Some are lyrical, some violent – both, I feel, are qualities of water... Water
Music had its premiere on WQXR in June 1963. At the end of the broadcast,
the announcer stated that, since electronic music wasn't going anywhere,
the broadcast would be the last of its kind. They'd also played Stockhausen's Gesang
der Junglinge – so I went out in good company."
ripitup (New Zealand):
"This crushingly good 73:11 disc...is the best
heard... never been surpassed... a masterpiece!"
CD also presents the darkly ominous, 45-minute work many
regard as Dockstader's musique concrete masterpiece, Quatermass.
The composer offers some thoughts about this extraordinary work:
intended, from the start, to be a very dense, massive, even threatening,
work of high levels and high energy. It was my antidote to the preceding
Water Music – a work of small details, delicate textures,
and some playfulness... As with all my pieces, work began with collecting
what I call 'cells' (Schaeffer called them 'sound objects'):
hours and hours of quarter-inch tape recordings of whatever interested
me, the original sound transmuted with (what are now called) 'classical'
tape-studio techniques. By the time I did Quatermass, I guess I
had a library of around 300,000 feet of tape (125 hours at 15 ips). From
this mass, I would select cells that seemed like they might work together
into a piece, and then turn them into stereo (with more classical techniques
of tape-delay and tape-echo between channels, panning, reverberation,
and placement). For Quatermass, I had, for the first time, use
of a three-track recorder (the third track filled the center 'hole'
in early stereo recording), which allowed me to do more complex tape-echo
rhythms than before (heard in 'Tango' and 'Flight')
and thicker sound-masses – the 'wall' of sound I wanted
for the piece.
"To mix all this together, I had a six-channel
mixer (tubes), one mono, one 2-track, and the 3-track machines as feeds
into a quarter-inch, 2-track recorder. That was it (the most elaborate
setup I ever had) – no 'tracking,' no sel-sync, no 'layering,' just
one-pass mixing to the master tape. All this was tube equipment with
no noise-reduction... The final (and longest) stage was to edit the
mixes into the five movements. I'd guess the forty-six minutes of Quatermass were
wrenched out of probably a dozen hours of mixed tape.
" 'Song and Lament' does
indeed have a song and a lament. 'Tango,' although it doesn't
start like a tango, becomes something like a tango, and 'Parade' is
sort of a pompous, John Philips Sousa crashing about. 'Flight' continues

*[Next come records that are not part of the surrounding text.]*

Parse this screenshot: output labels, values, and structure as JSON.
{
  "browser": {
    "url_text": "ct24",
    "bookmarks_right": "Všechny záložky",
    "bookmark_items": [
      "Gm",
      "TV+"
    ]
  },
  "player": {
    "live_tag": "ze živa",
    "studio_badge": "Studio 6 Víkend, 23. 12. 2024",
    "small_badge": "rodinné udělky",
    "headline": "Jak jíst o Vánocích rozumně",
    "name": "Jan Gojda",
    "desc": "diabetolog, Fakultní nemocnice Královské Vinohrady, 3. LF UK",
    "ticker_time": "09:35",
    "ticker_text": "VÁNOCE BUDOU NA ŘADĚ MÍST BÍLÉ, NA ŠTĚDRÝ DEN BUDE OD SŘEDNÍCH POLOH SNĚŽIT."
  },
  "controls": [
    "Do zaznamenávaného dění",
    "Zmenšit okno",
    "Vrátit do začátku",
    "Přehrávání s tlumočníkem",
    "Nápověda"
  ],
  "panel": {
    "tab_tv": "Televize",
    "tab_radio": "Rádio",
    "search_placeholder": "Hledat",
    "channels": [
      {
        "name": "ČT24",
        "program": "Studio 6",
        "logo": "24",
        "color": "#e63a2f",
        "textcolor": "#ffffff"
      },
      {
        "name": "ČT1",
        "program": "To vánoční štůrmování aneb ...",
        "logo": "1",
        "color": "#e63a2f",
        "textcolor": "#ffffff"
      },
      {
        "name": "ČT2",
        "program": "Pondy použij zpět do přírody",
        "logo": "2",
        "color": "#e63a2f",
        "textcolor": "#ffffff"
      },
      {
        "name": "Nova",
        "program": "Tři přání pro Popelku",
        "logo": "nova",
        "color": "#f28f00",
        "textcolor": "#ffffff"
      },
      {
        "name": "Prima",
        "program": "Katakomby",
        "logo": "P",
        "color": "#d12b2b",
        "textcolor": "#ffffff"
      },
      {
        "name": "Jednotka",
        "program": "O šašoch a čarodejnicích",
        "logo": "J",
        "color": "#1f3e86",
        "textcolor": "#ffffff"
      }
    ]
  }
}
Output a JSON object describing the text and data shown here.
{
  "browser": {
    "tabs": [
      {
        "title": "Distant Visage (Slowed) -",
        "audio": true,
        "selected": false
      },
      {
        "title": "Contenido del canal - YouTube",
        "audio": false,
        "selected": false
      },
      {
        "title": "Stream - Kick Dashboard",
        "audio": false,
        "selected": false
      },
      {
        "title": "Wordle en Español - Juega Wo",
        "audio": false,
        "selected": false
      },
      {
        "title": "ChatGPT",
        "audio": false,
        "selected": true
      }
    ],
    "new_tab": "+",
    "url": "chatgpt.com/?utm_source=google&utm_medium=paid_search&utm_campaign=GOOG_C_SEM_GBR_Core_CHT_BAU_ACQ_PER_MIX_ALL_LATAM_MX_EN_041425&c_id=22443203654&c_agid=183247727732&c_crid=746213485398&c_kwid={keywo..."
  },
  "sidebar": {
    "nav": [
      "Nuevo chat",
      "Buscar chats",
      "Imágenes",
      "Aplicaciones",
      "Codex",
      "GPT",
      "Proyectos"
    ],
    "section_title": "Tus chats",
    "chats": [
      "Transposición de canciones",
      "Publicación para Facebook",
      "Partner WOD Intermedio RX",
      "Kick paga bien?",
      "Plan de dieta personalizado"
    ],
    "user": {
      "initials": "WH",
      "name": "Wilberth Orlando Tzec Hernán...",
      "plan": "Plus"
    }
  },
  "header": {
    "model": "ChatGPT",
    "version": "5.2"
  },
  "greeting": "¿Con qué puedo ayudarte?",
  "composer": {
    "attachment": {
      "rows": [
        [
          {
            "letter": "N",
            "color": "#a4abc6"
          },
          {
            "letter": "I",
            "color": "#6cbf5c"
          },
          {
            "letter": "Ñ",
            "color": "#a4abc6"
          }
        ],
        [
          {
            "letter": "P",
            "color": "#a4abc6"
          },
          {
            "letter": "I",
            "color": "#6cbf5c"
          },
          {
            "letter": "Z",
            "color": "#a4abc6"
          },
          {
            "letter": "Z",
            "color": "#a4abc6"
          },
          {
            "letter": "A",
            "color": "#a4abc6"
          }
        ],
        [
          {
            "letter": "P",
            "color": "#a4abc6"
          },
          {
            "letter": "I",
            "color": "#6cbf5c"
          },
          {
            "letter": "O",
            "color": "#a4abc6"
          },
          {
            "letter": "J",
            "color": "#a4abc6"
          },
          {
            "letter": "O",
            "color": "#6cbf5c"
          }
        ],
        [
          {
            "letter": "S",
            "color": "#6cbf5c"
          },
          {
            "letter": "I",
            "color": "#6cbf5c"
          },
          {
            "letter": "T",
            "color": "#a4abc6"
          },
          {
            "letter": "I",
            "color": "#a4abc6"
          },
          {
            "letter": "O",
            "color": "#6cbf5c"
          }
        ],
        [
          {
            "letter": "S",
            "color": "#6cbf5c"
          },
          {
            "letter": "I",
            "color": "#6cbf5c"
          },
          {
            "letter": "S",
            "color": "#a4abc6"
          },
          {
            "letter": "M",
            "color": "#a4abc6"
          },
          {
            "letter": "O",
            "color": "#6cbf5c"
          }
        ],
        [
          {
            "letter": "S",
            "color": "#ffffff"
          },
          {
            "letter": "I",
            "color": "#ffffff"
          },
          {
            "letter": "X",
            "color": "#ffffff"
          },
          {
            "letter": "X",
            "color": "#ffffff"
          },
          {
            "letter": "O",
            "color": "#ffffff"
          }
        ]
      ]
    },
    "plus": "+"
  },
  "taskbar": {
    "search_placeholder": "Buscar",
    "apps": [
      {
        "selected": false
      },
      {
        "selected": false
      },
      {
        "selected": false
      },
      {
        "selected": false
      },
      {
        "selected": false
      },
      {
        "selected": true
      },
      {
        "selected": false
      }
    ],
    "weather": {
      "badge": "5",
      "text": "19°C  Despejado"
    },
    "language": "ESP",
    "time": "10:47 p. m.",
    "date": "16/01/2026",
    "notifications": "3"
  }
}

the source-ideas of 'Tango' on a darker level, and the final
part, 'Second Song,' is a long working-out of the energies,
and an attempt at balancing the weights, of the first four parts..."
"Some of the most extreme aural spaces (un)known to man... Timeless
soundscapes which stand totally apart from anything created in the academy
or rock-influenced music circles... don't
miss these superb discs."
The CD also offers Two Moons of Quatermass,
unused sections from Quatermass that were heard on this CD for
the first time. Dockstader writes:
"Two Moons of Quatermass were spin-offs
they were flung out, in the long process of editing, as outs. Later,
after Quatermass was
done, I went back and edited them into the Two Moons. They separated
themselves from the main work because: the first Moon was too languid
to work into Quatermass, and the second Moon was more
playfully chaotic than Quatermass."
Computer Music Journal:
"A series of
powerful compositions... meticulously composed and engineered."
Anyone who has an interest in musique concrete and
electronic music should hear this powerful, classic organized sound.